Iraqis Shouldering More of Security Mission
By Jim Garamone
American Forces Press Service
WASHINGTON, Nov. 6, 2003 While the number of U.S. forces in Iraq will drop by May 2004, the security capability in the country will increase, DoD officials said today.
Part of this is because the United States is placing different capabilities in the country, but the main reason is because the Iraqis are shouldering an increasing portion of the security burden.
Defense Secretary Donald H. Rumsfeld and Joint Chiefs Chairman Air Force Gen. Richard B. Myers have always said it's important for Iraqis to pick up their country's security mission. And now that push is starting to pay off.
Each day, the number of Iraqis involved in security matters is increasing. Last week, DoD officials said there were around 80,000 Iraqis involved in the five security forces. Today, that number is 118,000.
The Iraqi security force will continue to grow. By the end of 2004, coalition officials hope the Iraqis will have around 200,000 members and be able to take over a large segment of the security mission.

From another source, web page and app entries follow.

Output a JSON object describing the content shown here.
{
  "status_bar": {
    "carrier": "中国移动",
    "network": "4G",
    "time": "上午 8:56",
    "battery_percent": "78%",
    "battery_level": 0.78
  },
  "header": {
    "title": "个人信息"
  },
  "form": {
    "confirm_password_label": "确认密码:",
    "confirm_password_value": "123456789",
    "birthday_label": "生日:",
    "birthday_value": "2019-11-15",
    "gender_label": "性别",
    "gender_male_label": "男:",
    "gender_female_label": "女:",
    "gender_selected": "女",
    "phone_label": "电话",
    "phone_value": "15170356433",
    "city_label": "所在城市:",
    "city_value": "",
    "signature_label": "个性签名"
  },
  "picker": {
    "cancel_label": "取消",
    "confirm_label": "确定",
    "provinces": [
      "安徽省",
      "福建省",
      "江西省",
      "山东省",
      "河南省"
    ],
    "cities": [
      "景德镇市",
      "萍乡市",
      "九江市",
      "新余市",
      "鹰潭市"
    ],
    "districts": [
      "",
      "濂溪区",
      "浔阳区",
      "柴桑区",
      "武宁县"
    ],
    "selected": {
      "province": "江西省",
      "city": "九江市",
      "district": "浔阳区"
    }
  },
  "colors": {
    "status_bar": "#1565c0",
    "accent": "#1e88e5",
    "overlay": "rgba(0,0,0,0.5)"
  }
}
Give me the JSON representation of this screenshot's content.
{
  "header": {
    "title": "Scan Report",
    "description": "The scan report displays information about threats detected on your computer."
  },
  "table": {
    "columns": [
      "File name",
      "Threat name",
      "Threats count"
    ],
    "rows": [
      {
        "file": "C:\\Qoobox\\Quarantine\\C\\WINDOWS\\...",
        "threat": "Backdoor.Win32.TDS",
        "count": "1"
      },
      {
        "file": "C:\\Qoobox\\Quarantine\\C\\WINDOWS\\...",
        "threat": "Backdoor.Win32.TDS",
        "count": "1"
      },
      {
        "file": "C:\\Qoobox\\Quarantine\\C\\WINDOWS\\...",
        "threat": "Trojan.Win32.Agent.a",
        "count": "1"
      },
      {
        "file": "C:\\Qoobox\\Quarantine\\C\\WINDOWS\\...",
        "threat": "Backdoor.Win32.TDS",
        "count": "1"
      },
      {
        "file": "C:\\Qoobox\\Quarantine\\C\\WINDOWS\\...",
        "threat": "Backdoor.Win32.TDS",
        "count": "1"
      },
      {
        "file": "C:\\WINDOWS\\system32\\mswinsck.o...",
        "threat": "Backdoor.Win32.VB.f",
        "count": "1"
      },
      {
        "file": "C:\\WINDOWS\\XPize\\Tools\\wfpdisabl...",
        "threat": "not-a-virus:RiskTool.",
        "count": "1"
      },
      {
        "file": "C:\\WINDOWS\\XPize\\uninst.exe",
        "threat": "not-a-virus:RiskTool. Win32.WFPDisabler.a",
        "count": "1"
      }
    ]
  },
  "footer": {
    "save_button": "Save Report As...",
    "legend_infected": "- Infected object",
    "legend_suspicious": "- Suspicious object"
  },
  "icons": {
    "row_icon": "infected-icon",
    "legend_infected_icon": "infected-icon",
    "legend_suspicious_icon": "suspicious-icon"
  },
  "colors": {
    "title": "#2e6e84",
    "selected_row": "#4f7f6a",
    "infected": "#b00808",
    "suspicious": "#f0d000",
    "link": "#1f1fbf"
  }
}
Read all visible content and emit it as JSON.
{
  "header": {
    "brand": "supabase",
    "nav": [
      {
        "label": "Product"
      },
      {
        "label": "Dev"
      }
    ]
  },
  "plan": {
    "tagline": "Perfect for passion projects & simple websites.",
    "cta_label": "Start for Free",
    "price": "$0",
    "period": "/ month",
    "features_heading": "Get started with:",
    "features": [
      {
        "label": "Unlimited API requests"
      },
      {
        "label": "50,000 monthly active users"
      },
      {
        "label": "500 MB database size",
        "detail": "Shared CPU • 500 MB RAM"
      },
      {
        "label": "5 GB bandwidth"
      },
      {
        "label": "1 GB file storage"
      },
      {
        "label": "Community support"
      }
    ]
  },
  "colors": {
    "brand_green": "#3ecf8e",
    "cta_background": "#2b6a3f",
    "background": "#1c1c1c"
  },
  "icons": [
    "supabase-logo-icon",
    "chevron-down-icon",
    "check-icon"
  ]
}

The Iraqi police force is the largest security group with around 60,000 members. Iraqi police require at least eight weeks of training, and there are a number of training areas around the country. The ultimate goal is around 70,000 police.
The next largest security force is the Facilities Protection Service with around 35,000 members. The group maintains watch on fixed facilities such as oil lines, electrical pylons, powerhouses, hospitals and the like. The training for these forces is minimal. The Iraqi Governing Council estimates the country will need about 50,000 members in this force.
The Border Patrol has about 12,000 members. The group is working to shut off smuggling from neighboring countries, foreign terrorists from coming into Iraq and former regime leaders from escaping the country.
The Civil Defense Force is a militia-like organization that is aiding coalition units. It numbers about 7,000 now, but officials would like to see it grow to 40,000. The force has proven its worth in a number of operations, most notably during a recent operation in Karbala, officials said.
The final piece to the security puzzle is the new Iraqi army. Currently with 700 men, the force will grow to 35,000. This is the most expensive security force. It requires new equipment and extensive training.
But the coalition is adding to the security forces quickly. The reasons are many: First, the programs are all now operating in various portions of the country. Second, the recruiting infrastructure is in place and many of those now in the security forces are urging friends to join. Third, the coalition pays decent wages.
The Iraqi security forces don't have the training or equipment that coalition forces do, but they speak the language and "they do live in the neighborhood," said Rumsfeld during a press briefing.
Myers said the now-signed supplemental request has money earmarked for training and equipping the forces. "It's certainly our obligation, and the obligation of the Governing Council and the ministries that are stood up, not to send Iraqis out to do tasks for which they're not properly organized, trained and equipped," he said.